OnLive is bringing its revolutionary online gaming platform to iOS and Android devices with the launch of new apps for both platforms.

The OnLive service, which offers full console titles and makes them playable over the internet through buying or renting titles, launched in the UK back in September.

The new apps could be epochal as they bring complete versions of games like Assassins Creed Revelations and L.A. Noire to the iPhone and iPad as well as many Android tablets and smartphones.

Initially, 25 games, including the aforementioned titles, have been optimised for touchscreen devices.

Meanwhile, the complete library of 200 games will be playable using a new Universal OnLive Wireless Controller, which will be priced at £39.99

Games will be playable over Wi-Fi and 3G, depending on your internet speed.

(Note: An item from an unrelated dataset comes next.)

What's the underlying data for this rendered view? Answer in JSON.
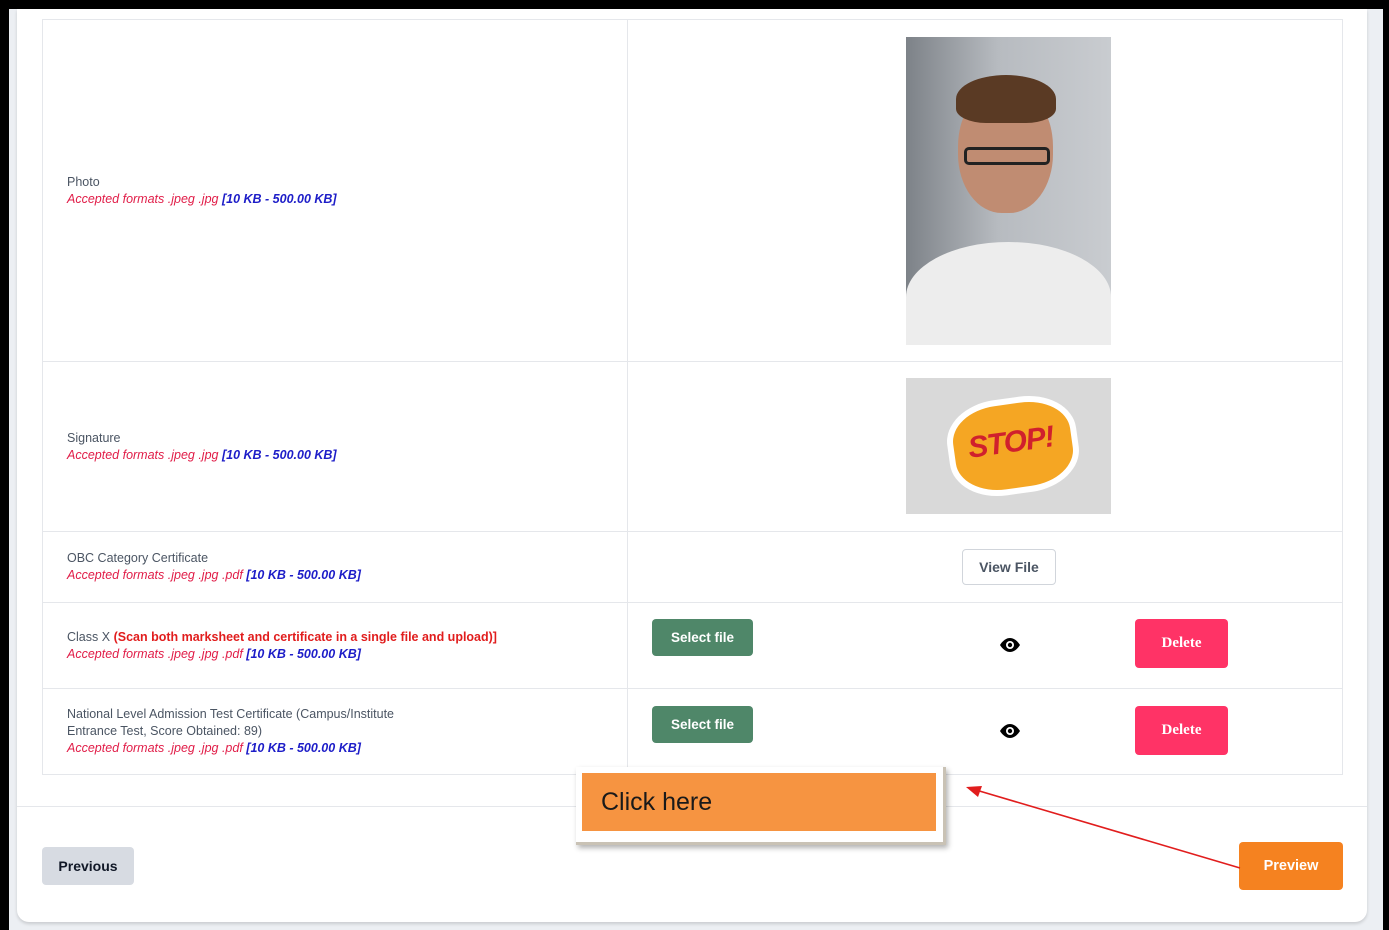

Major milestone

The app is free to download, but members can pay a monthly subscription for a range of titles, rent games for three or five days, or buy a playpass for unlimited play.

"Today marks a major milestone: OnLive is now delivering the latest, console-class, top-tier games - literally to your fingertips - on tablets and phones for instant, on-demand play anywhere, anytime," said Steve Perlman, OnLive Founder and CEO.

"Tablets and smartphones, the fastest-growing consumer product categories in history, are now capable of running the hottest, highest-end games. Gaming and mobile devices will never be the same."

The mobile apps will boast the same full cloud save functionality, which means you can pick up and put down your games as you see fit and play over a number of devices.

Impact

The impact that the OnLive apps could potentially have on the gaming landscape cannot be understated.

The ability to play console-quality games on the iPad and Android devices significantly raises the stock of the handheld market and poses a huge challenge for mobile game developers.

While the range of titles developed specifically for the App Store continues to improve by the day, creating a mobile game which completely mirrors the experience of the console title remains a pipe-dream.

Through OnLive's tablet and smartphone apps, which had previously allowed you to browse titles and watch other people play, the best of the gaming world is now yours wherever you may be.

Perhaps its Nintendo, with its 3DS, and Sony which is currently preparing to launch the PS Vita, who should be most worried?